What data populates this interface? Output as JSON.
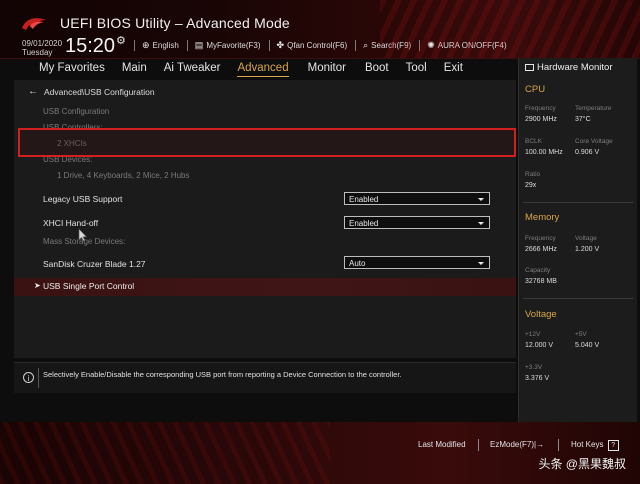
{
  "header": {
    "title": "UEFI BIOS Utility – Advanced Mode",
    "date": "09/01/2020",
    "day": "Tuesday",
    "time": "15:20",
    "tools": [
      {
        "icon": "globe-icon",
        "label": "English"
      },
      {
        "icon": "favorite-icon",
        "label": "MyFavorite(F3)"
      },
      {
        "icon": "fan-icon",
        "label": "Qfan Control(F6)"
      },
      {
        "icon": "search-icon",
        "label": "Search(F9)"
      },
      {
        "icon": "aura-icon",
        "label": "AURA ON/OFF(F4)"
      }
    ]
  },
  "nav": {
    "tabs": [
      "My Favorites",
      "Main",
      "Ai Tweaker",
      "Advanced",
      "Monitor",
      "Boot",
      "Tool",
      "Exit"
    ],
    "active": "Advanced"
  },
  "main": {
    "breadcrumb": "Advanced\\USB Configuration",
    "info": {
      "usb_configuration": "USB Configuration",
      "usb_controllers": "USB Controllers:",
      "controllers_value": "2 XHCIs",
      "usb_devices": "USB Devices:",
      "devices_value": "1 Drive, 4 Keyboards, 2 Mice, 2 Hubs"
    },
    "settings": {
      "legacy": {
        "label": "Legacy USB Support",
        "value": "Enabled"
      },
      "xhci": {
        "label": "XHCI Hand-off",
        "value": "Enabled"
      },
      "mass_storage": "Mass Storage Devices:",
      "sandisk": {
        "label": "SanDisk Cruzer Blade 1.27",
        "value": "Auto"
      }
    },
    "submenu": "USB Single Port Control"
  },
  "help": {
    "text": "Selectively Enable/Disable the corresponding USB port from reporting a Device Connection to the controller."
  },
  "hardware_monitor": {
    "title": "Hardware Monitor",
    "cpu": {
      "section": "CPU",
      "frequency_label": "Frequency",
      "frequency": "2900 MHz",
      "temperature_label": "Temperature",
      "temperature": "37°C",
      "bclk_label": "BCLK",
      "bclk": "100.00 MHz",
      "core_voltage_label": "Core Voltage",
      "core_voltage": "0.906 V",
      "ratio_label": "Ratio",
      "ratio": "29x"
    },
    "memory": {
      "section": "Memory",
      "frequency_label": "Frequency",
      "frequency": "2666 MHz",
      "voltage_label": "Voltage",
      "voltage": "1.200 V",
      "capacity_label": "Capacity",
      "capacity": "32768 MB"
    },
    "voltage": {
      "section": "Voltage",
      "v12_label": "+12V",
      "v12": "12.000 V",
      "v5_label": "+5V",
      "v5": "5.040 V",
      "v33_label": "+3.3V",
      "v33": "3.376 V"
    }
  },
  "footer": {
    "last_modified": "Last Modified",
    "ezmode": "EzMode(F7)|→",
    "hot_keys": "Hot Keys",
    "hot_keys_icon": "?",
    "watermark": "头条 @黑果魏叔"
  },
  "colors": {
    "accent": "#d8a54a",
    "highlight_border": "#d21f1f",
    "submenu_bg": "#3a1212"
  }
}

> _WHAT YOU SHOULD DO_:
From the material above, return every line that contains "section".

> _RESULT FOR THIS TASK_:
      "section": "CPU",
      "section": "Memory",
      "section": "Voltage",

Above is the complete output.